What is being asked: Every line below should be repeated exactly as written.

[App and web page records]
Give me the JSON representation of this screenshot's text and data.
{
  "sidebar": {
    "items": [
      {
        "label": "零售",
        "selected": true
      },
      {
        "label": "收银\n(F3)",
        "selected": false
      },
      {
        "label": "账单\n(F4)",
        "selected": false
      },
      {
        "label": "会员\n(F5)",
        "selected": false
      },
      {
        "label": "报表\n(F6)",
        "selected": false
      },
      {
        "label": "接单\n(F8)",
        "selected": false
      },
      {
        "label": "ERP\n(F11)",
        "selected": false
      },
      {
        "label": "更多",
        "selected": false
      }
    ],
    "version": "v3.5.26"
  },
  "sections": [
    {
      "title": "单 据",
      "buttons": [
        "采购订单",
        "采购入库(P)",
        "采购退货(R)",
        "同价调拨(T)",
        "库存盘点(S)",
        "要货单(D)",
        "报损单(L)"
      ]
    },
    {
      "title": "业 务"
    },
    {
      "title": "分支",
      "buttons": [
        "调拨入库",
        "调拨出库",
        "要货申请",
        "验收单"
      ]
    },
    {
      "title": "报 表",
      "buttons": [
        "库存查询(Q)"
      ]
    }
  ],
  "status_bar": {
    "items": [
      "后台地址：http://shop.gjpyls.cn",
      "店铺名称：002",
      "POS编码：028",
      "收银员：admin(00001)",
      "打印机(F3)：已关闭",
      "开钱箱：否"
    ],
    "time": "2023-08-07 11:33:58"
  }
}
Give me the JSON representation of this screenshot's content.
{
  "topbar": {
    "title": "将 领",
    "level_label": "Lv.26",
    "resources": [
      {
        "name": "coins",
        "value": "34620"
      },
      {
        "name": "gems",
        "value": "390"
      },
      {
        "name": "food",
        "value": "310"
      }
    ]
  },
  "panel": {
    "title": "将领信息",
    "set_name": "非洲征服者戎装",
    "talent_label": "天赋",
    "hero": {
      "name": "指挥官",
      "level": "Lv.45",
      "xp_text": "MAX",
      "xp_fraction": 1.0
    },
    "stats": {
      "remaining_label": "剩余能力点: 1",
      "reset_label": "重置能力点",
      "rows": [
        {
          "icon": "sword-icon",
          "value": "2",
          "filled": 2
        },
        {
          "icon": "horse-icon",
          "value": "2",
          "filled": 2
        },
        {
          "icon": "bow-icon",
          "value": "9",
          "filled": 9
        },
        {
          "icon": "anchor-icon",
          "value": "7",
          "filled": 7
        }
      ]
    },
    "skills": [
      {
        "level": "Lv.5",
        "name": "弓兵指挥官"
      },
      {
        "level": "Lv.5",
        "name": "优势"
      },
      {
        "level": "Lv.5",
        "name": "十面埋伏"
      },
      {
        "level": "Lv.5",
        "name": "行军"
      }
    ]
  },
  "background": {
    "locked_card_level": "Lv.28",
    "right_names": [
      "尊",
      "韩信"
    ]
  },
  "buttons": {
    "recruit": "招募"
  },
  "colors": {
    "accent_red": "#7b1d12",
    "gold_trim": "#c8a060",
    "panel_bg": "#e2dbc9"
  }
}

Output of the exercise:
Give me the JSON representation of this screenshot's text and data.
{
  "sidebar": {
    "items": [
      {
        "label": "零售",
        "selected": true
      },
      {
        "label": "收银\n(F3)",
        "selected": false
      },
      {
        "label": "账单\n(F4)",
        "selected": false
      },
      {
        "label": "会员\n(F5)",
        "selected": false
      },
      {
        "label": "报表\n(F6)",
        "selected": false
      },
      {
        "label": "接单\n(F8)",
        "selected": false
      },
      {
        "label": "ERP\n(F11)",
        "selected": false
      },
      {
        "label": "更多",
        "selected": false
      }
    ],
    "version": "v3.5.26"
  },
  "sections": [
    {
      "title": "单 据",
      "buttons": [
        "采购订单",
        "采购入库(P)",
        "采购退货(R)",
        "同价调拨(T)",
        "库存盘点(S)",
        "要货单(D)",
        "报损单(L)"
      ]
    },
    {
      "title": "业 务"
    },
    {
      "title": "分支",
      "buttons": [
        "调拨入库",
        "调拨出库",
        "要货申请",
        "验收单"
      ]
    },
    {
      "title": "报 表",
      "buttons": [
        "库存查询(Q)"
      ]
    }
  ],
  "status_bar": {
    "items": [
      "后台地址：http://shop.gjpyls.cn",
      "店铺名称：002",
      "POS编码：028",
      "收银员：admin(00001)",
      "打印机(F3)：已关闭",
      "开钱箱：否"
    ],
    "time": "2023-08-07 11:33:58"
  }
}
Give me the JSON representation of this screenshot's content.
{
  "topbar": {
    "title": "将 领",
    "level_label": "Lv.26",
    "resources": [
      {
        "name": "coins",
        "value": "34620"
      },
      {
        "name": "gems",
        "value": "390"
      },
      {
        "name": "food",
        "value": "310"
      }
    ]
  },
  "panel": {
    "title": "将领信息",
    "set_name": "非洲征服者戎装",
    "talent_label": "天赋",
    "hero": {
      "name": "指挥官",
      "level": "Lv.45",
      "xp_text": "MAX",
      "xp_fraction": 1.0
    },
    "stats": {
      "remaining_label": "剩余能力点: 1",
      "reset_label": "重置能力点",
      "rows": [
        {
          "icon": "sword-icon",
          "value": "2",
          "filled": 2
        },
        {
          "icon": "horse-icon",
          "value": "2",
          "filled": 2
        },
        {
          "icon": "bow-icon",
          "value": "9",
          "filled": 9
        },
        {
          "icon": "anchor-icon",
          "value": "7",
          "filled": 7
        }
      ]
    },
    "skills": [
      {
        "level": "Lv.5",
        "name": "弓兵指挥官"
      },
      {
        "level": "Lv.5",
        "name": "优势"
      },
      {
        "level": "Lv.5",
        "name": "十面埋伏"
      },
      {
        "level": "Lv.5",
        "name": "行军"
      }
    ]
  },
  "background": {
    "locked_card_level": "Lv.28",
    "right_names": [
      "尊",
      "韩信"
    ]
  },
  "buttons": {
    "recruit": "招募"
  },
  "colors": {
    "accent_red": "#7b1d12",
    "gold_trim": "#c8a060",
    "panel_bg": "#e2dbc9"
  }
}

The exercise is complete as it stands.